The scene for this text is set at six days before Passover when Jesus and his group reach Bethany. This is also right after he has raised Lazarus from the tomb and Lazarus, Mary and Martha are in attendance at this dinner, a Sabbath dinner at the home of Simon who is a good mutual friend, as we discover from the Synoptics. We can infer the close relationship between Simon and Lazarus, Mary and Martha from the fact that Martha is one of those serving the dinner, and it is interesting to note that the word used to describe her service in verse 2 is the word from which we get the English words “deacon” and “minister” meaning “servant” and is also used to describe Martha in Luke 10:40.
Mary suddenly begins an unusual foot treatment for Jesus by applying a large amount of nard to his feet. Nard is a highly-prized ointment imported from India that was prized by both men and women in the ancient world. It had a sweet-woody odor that was very heavy and likely to fill the entire house. The “pint” that she applied to Jesus’ feet would be worth something in the area of $20,000.00 today. Mary held nothing back in using so much of the very expensive luxury on Jesus, even mopping up the excess with her hair, a gesture of pure humility in front of mixed company; in short this was a shocking scene, and yet it shows us that Mary was holding nothing back in her service to Jesus. I daresay that there is a lesson in this for our time, for how many of us would pour $20,000.00 on Jesus’ feet? It seems likely that Mary understood that Jesus would soon be taken from them, and she was not going to stand by His grave and wish she had told him how much she loved him.
Judas raises what seems to be a logical objection to all of this extravagance pointing out that the money could have been put to a better use; very reasonable indeed. However John points out in the text that Judas may have had an ulterior motive for his objection as he has been known to embezzle their funds in his keeping. Notice that John does not reveal how or when they became aware of this, but it does show us a glimpse of the character of the man who would shortly turn traitor. One thing is clear; it wasn’t the poor that Judas was mourning for.
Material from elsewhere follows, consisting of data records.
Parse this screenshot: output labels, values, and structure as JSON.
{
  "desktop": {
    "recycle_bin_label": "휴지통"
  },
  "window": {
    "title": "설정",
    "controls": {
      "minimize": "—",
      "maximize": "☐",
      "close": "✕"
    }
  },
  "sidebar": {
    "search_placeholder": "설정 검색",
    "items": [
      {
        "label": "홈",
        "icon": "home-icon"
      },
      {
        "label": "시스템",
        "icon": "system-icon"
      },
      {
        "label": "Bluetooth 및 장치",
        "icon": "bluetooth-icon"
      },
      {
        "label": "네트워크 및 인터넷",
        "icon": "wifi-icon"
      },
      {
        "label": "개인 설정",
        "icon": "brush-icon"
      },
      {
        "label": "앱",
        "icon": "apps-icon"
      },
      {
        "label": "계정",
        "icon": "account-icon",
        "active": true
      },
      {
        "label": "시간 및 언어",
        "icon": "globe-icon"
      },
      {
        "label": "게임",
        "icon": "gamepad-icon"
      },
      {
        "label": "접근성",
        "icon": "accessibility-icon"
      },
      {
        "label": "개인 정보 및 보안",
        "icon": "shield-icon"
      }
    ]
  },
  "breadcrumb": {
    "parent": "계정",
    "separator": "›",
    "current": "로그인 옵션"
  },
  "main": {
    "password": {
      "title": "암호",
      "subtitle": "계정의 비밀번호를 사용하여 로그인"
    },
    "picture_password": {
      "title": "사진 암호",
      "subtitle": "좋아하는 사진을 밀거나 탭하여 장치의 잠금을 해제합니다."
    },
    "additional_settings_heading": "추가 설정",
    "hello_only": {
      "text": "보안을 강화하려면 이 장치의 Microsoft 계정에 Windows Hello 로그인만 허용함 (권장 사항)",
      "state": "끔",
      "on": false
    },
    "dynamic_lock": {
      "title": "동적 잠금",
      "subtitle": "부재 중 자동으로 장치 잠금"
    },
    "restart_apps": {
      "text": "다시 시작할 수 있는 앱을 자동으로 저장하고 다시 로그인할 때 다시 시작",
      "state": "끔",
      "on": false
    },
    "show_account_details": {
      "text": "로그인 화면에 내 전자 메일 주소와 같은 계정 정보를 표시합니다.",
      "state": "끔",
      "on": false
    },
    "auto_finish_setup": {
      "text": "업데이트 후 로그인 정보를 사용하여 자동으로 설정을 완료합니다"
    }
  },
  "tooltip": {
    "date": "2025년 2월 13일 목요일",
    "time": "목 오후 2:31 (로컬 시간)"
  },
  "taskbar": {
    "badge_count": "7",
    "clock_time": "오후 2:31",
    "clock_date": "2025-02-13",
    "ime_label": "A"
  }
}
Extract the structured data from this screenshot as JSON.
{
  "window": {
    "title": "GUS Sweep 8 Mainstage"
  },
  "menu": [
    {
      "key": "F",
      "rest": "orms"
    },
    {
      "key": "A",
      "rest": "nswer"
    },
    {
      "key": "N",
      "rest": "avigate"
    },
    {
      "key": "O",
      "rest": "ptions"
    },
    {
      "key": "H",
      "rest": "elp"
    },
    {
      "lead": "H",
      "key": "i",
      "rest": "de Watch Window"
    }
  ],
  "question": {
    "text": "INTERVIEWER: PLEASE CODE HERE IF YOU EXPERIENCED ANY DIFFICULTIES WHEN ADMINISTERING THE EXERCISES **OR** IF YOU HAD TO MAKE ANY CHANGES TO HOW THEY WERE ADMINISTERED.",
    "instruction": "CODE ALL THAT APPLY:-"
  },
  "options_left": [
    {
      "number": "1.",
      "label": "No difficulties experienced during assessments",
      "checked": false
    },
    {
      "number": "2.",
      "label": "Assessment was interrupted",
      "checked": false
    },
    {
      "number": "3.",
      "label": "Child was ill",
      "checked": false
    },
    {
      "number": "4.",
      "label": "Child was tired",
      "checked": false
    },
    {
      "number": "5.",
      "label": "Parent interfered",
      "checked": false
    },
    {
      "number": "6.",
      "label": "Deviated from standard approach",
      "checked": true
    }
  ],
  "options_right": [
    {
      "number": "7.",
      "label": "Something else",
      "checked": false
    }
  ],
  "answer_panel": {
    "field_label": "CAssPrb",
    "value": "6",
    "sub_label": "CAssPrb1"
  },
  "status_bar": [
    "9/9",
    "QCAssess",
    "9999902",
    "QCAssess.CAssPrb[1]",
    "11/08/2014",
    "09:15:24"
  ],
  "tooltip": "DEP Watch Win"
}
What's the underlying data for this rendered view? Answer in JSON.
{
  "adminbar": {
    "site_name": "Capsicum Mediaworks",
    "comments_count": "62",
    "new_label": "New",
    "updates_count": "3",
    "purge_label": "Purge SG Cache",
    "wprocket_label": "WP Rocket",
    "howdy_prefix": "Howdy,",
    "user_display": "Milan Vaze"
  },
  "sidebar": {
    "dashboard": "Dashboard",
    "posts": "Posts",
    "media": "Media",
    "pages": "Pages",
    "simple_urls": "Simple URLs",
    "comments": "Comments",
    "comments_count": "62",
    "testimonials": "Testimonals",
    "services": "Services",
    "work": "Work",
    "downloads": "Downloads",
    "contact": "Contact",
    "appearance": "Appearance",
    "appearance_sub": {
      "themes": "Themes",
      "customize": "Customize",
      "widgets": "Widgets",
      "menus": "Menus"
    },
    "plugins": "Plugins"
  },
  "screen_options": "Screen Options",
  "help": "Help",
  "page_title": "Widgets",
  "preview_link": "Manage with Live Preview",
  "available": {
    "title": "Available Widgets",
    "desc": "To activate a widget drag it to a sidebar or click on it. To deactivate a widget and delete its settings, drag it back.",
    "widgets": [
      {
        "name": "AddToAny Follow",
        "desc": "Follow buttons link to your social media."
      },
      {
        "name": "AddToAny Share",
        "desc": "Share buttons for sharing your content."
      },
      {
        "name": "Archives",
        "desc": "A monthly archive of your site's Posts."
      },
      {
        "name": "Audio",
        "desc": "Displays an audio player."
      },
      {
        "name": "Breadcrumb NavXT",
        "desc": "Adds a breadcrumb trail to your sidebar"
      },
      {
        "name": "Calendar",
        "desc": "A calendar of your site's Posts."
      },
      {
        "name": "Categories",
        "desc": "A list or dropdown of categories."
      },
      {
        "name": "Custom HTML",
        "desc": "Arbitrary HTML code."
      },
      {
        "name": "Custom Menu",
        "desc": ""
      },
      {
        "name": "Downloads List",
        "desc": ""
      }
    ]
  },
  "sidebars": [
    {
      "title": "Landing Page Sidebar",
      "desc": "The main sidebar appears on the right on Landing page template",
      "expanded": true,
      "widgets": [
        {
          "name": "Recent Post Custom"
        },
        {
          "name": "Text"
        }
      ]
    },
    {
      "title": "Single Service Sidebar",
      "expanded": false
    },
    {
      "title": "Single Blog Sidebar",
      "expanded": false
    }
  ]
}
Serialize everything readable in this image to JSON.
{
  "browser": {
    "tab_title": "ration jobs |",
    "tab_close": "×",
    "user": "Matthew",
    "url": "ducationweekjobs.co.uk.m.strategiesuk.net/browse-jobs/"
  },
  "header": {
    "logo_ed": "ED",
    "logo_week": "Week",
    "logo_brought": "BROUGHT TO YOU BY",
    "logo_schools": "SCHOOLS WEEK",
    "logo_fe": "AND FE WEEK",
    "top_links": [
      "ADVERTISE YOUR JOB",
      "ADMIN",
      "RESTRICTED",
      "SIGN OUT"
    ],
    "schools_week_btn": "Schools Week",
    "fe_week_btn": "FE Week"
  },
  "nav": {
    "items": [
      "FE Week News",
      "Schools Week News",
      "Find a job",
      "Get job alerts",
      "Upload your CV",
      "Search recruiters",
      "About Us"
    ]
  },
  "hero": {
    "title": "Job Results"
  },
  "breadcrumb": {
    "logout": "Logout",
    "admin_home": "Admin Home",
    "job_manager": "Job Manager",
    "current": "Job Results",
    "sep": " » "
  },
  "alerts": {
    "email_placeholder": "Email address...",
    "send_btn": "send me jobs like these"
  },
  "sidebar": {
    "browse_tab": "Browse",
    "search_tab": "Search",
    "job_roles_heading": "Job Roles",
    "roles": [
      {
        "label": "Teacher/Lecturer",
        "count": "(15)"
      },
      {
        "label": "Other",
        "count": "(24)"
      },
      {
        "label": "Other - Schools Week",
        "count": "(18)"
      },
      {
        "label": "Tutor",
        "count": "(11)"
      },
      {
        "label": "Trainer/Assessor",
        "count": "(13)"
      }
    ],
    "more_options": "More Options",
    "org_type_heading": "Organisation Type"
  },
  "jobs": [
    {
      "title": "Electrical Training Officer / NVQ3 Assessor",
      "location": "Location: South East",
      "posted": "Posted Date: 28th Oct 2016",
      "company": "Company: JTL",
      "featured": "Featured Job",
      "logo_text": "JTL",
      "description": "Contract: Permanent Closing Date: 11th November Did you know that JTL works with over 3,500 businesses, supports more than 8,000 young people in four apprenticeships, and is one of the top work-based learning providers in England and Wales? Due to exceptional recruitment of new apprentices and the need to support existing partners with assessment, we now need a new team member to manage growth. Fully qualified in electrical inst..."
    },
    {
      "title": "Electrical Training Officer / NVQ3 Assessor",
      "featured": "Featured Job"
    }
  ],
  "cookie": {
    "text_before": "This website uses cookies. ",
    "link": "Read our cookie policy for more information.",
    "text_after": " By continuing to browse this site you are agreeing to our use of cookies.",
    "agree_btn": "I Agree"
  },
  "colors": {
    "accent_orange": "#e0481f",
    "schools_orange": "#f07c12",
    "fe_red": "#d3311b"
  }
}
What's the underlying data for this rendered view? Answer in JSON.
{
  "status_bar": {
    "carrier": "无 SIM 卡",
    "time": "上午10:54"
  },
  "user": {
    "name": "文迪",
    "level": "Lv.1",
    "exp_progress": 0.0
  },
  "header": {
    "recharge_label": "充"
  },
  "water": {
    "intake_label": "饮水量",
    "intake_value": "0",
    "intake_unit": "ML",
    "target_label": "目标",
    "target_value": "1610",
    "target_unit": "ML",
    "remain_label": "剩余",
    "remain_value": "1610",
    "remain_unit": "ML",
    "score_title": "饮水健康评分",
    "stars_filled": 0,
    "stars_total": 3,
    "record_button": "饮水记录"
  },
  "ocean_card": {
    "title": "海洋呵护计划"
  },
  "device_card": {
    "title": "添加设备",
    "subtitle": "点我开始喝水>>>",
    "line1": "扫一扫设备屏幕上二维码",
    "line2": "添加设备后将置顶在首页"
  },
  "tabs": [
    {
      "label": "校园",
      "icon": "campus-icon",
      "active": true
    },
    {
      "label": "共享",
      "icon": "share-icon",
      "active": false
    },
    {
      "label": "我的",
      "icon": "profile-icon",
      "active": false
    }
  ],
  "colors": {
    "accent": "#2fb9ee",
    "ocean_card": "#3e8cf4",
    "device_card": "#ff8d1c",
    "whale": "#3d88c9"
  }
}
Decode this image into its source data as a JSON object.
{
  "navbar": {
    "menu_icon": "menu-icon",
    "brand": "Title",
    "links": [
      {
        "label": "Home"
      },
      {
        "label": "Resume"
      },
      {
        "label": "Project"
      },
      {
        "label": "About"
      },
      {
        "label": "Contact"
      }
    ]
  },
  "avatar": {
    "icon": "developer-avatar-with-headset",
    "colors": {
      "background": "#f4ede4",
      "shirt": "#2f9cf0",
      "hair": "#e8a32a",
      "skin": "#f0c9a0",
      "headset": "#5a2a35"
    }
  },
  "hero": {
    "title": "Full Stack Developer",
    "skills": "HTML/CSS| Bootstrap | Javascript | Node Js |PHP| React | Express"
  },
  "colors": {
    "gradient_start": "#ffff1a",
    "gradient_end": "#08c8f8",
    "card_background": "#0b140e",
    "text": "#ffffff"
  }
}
Jesus will have none of this criticism. He points out that she had saved it for His funeral, and even though the funeral hadn’t come about, it would within the week, and Mary would prize her act even more on that day. As for the poor, Jesus commented on that as well, although his comment has been misinterpreted by many since. He was not giving justification of those who would ignore those in need, but rather that there are times when service to God trumps everything else; even good works. How many Christians over the centuries have been so concerned with good social works that they have missed out on a closer relationship with the Lord! He comes first in all things, even doing good deeds.
News of the raising of Lazarus and Jesus’ arrival in Bethany reached near-by Jerusalem very quickly and many came out to see both Jesus and Lazarus. Of course amongst the curious were also their leaders who had different things in mind. Their hatred of Jesus was all the greater for so many more were prepared to follow Him and to discontinue following their leaders. From their point of view, this had to stop for their position was being severely threatened; Lazarus must go as well as Jesus. Thus, the stage is set for the final drama of Jesus’ last week and the most seminal event of all human history.
As this text comes to its close, there are two main threads to the story, and two sub-plots. The two main threads can be summed up as support for Jesus, and opposition to Jesus, and the sub-plots are holding back and murderous intent. On the side of support, we see the gathering crowds that have come to see Jesus and Lazarus, many of whom are ready to follow Jesus. On this side also is Mary, standing above all the rest, for Mary has given everything to Him, while the rest remain somewhat less committed, probably at various stages of comprehension as to what it really means to follow Jesus.
On the other hand, we have Judas, who for various reasons of his own doesn’t see the value in what Mary has done. He does have a valid point; that the Nard could have been sold and many good things done with the money, not to mention a few bucks in his own pocket; Judas doesn’t seem to quite comprehend what following Jesus really means. Then of course, we have the Pharisees and the other leaders of the people, who see that despite their efforts, the crowds keep growing larger, along with the threat to their positions; something must be done, and quickly.
If we take a step back from the narrative, we might also discern that not only is this is not only the climax of Jesus’ ministry, it is also where we approach the climax of our own lives. On the one hand, Mary has given her all to Jesus, and in doing so has essentially thrown down the gauntlet to all of us: Will we follow her lead? On the other hand, those who prize their worldly positions have also thrown down a gauntlet: Will we join with them in their quest to stop Jesus at all costs?
Like those in the room with Jesus that day, and those gathering outside, most of us are somewhere in between the two camps, and this is where I believe that God is leading us to a decision. Is God speaking to you in this text? If so, what are you going to do about it?